_Study material_
☆ ☆ ☆ ☆ ☆

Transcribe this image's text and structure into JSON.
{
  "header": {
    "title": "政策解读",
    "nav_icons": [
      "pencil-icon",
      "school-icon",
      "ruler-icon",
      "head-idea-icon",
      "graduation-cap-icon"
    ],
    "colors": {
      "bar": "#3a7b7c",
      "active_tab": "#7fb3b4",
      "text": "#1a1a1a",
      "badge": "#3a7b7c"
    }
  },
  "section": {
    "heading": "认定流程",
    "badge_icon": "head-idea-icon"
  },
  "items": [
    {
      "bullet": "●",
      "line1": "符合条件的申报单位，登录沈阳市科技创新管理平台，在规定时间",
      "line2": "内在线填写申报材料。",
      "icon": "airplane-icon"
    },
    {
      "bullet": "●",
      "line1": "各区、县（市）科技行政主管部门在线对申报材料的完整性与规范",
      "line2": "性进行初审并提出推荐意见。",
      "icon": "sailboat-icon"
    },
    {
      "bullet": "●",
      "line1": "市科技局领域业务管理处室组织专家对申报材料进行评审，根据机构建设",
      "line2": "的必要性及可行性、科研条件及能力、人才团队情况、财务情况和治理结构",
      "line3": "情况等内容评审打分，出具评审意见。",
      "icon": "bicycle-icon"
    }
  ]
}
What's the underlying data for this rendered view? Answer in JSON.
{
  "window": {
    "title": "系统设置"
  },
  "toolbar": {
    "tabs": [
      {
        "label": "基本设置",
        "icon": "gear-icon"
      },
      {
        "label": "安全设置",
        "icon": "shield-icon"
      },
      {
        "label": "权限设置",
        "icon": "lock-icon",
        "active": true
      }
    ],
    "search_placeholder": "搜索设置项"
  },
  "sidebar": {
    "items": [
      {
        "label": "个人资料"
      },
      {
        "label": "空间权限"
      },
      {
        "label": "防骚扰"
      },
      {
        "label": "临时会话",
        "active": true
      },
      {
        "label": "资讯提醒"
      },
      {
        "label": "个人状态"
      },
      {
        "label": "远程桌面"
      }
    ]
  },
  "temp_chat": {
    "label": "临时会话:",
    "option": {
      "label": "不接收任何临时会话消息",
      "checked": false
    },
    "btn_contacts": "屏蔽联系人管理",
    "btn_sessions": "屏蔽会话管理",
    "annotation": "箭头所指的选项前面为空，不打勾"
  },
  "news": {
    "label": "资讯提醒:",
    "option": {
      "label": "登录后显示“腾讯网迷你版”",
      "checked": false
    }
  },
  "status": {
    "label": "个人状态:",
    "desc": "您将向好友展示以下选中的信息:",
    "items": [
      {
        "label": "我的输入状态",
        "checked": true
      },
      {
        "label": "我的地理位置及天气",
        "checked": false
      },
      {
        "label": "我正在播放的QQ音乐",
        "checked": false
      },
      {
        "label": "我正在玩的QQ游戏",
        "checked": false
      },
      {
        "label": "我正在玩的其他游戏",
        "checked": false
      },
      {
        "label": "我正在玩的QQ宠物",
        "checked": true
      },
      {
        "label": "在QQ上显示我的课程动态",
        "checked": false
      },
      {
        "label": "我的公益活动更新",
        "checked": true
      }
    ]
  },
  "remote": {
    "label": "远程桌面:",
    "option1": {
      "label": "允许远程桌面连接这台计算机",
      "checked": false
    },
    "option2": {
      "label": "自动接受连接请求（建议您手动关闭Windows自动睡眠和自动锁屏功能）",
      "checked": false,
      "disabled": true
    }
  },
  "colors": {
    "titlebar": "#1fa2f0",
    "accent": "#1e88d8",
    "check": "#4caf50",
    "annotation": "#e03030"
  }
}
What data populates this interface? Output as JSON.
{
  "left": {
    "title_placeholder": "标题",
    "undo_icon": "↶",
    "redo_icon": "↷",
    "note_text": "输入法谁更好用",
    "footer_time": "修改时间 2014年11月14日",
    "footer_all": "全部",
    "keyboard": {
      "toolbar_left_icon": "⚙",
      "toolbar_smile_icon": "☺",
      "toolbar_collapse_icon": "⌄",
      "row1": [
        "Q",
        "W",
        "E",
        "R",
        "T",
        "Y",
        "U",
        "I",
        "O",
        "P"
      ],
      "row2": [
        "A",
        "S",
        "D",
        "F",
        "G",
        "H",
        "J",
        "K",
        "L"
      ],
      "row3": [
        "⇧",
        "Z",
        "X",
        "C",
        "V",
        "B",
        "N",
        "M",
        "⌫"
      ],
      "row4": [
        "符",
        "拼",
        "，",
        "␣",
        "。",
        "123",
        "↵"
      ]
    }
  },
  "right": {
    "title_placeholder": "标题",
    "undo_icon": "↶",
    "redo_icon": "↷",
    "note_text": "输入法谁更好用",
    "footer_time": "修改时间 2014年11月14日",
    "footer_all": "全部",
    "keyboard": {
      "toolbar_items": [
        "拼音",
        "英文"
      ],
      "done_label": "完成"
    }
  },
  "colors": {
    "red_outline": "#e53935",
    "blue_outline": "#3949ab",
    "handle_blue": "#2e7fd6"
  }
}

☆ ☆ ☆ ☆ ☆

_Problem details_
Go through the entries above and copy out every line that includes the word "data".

_Finished exercise_
What's the underlying data for this rendered view? Answer in JSON.
What data populates this interface? Output as JSON.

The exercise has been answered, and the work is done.